**What the exercise asks**
Copy out the complete listing, word for word.

*** Material shown ***

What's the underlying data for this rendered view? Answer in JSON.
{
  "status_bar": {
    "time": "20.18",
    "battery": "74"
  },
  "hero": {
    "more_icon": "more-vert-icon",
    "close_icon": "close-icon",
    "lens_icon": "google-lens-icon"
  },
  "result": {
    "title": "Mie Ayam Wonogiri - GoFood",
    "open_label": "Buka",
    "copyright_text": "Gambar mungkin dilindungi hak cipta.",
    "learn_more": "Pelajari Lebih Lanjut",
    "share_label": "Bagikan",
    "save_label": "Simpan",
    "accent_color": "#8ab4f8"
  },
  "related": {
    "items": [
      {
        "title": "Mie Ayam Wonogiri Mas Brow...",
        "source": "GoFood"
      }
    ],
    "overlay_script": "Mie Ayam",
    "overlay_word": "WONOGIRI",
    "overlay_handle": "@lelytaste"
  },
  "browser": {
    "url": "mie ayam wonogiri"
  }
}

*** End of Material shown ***

**The completed task**
What's the underlying data for this rendered view? Answer in JSON.
{
  "status_bar": {
    "time": "20.18",
    "battery": "74"
  },
  "hero": {
    "more_icon": "more-vert-icon",
    "close_icon": "close-icon",
    "lens_icon": "google-lens-icon"
  },
  "result": {
    "title": "Mie Ayam Wonogiri - GoFood",
    "open_label": "Buka",
    "copyright_text": "Gambar mungkin dilindungi hak cipta.",
    "learn_more": "Pelajari Lebih Lanjut",
    "share_label": "Bagikan",
    "save_label": "Simpan",
    "accent_color": "#8ab4f8"
  },
  "related": {
    "items": [
      {
        "title": "Mie Ayam Wonogiri Mas Brow...",
        "source": "GoFood"
      }
    ],
    "overlay_script": "Mie Ayam",
    "overlay_word": "WONOGIRI",
    "overlay_handle": "@lelytaste"
  },
  "browser": {
    "url": "mie ayam wonogiri"
  }
}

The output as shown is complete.